> [Problem statement]: Across all lines of the entries, tally those with the word "Azure" in them. The reply is the tally, by itself.

Extracted data entries
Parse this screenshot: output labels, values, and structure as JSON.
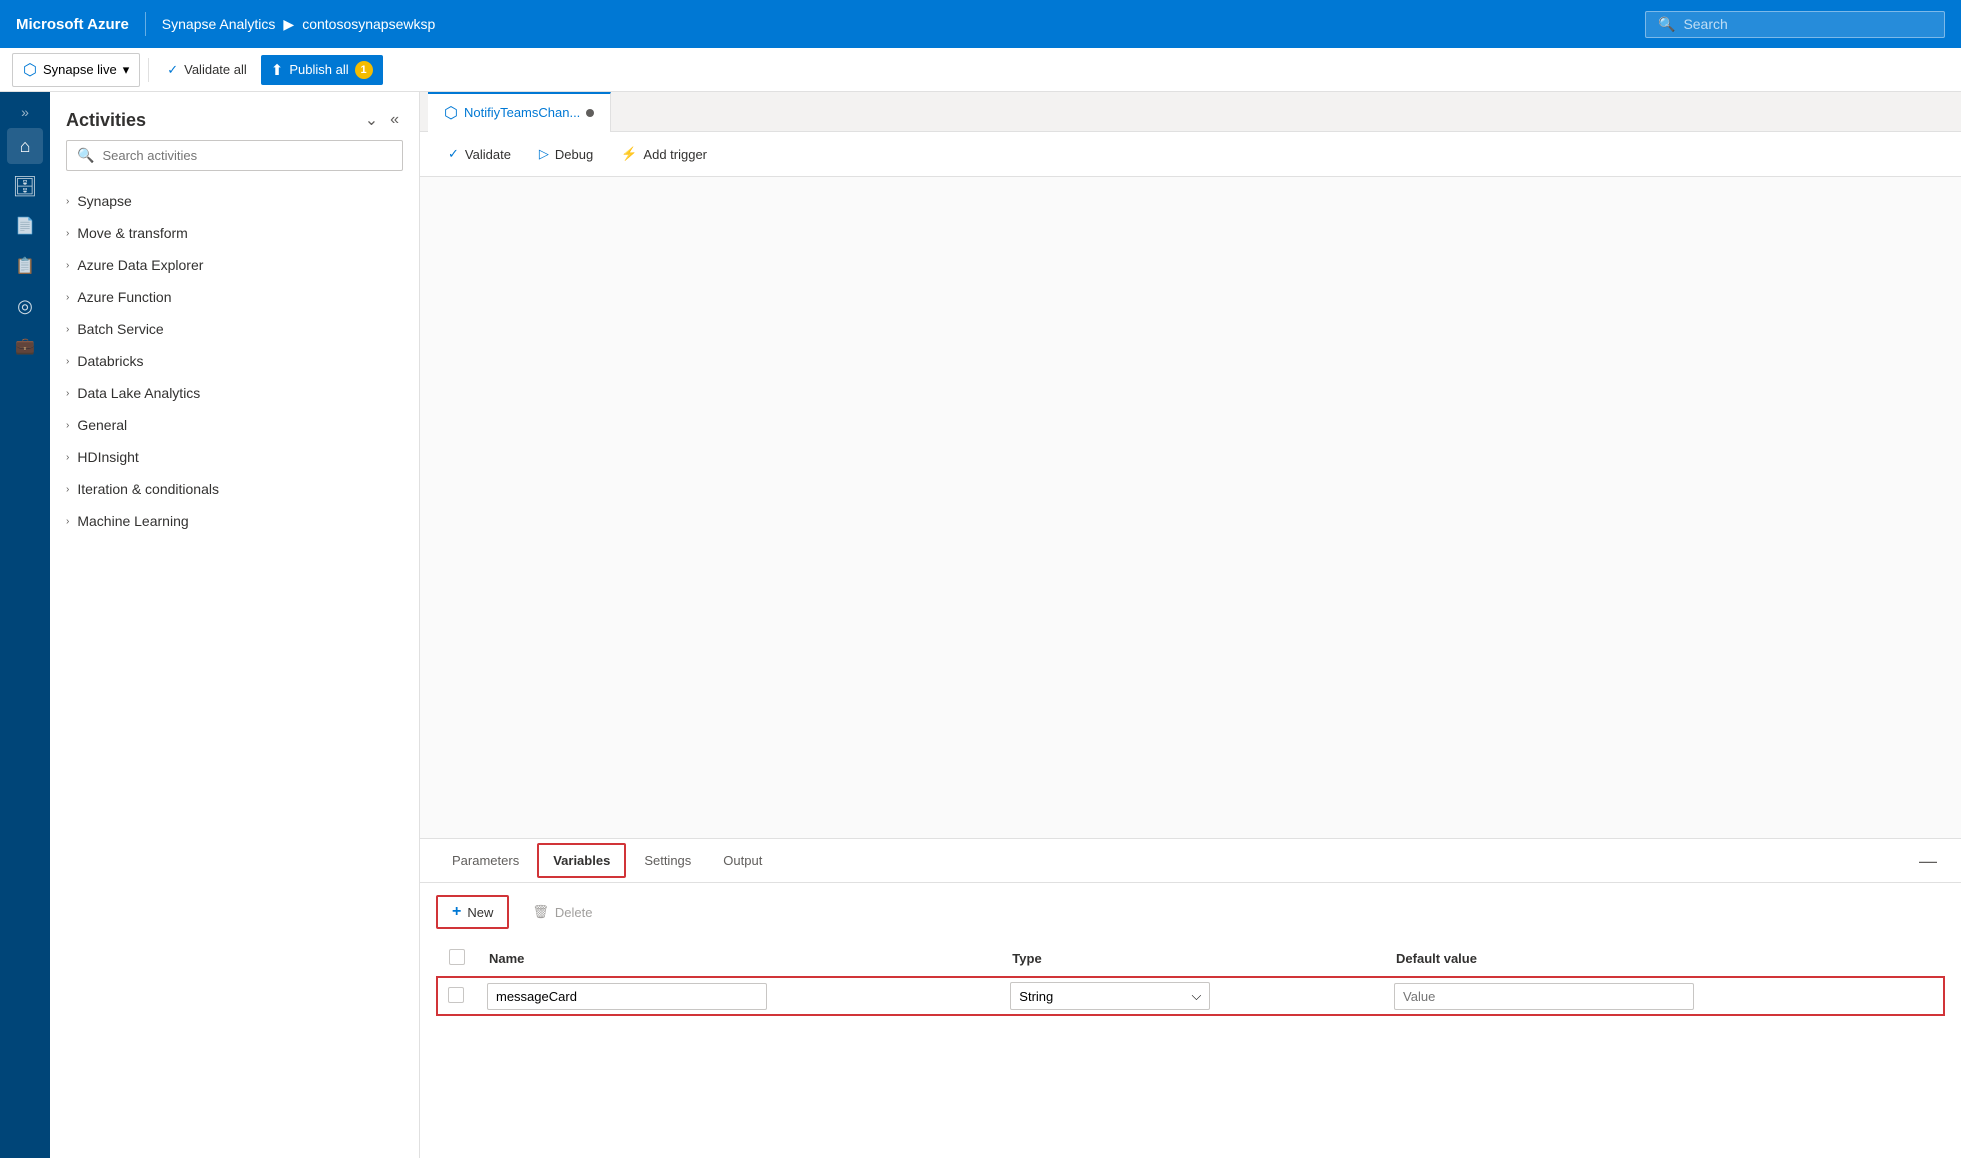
{
  "topbar": {
    "brand": "Microsoft Azure",
    "nav_service": "Synapse Analytics",
    "nav_arrow": "▶",
    "nav_workspace": "contososynapsewksp",
    "search_placeholder": "Search"
  },
  "toolbar": {
    "synapse_live": "Synapse live",
    "validate_all": "Validate all",
    "publish_all": "Publish all",
    "badge_count": "1"
  },
  "activities": {
    "title": "Activities",
    "search_placeholder": "Search activities",
    "groups": [
      {
        "label": "Synapse"
      },
      {
        "label": "Move & transform"
      },
      {
        "label": "Azure Data Explorer"
      },
      {
        "label": "Azure Function"
      },
      {
        "label": "Batch Service"
      },
      {
        "label": "Databricks"
      },
      {
        "label": "Data Lake Analytics"
      },
      {
        "label": "General"
      },
      {
        "label": "HDInsight"
      },
      {
        "label": "Iteration & conditionals"
      },
      {
        "label": "Machine Learning"
      }
    ]
  },
  "tab": {
    "name": "NotifiyTeamsChan...",
    "dot_visible": true
  },
  "pipeline_toolbar": {
    "validate": "Validate",
    "debug": "Debug",
    "add_trigger": "Add trigger"
  },
  "bottom_tabs": {
    "parameters": "Parameters",
    "variables": "Variables",
    "settings": "Settings",
    "output": "Output",
    "minimize_icon": "—"
  },
  "variables": {
    "new_label": "New",
    "delete_label": "Delete",
    "columns": [
      "Name",
      "Type",
      "Default value"
    ],
    "rows": [
      {
        "name": "messageCard",
        "type": "String",
        "default_value": "Value"
      }
    ]
  },
  "icons": {
    "home": "⌂",
    "database": "🗄",
    "documents": "📄",
    "monitor": "📊",
    "settings_circle": "⚙",
    "briefcase": "💼",
    "expand": "»",
    "collapse_panel": "«",
    "search": "🔍",
    "chevron_right": "›",
    "chevron_down": "⌵",
    "validate_check": "✓",
    "debug_play": "▷",
    "trigger_bolt": "⚡",
    "trash": "🗑",
    "plus": "+"
  }
}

> [Worked solution]: 3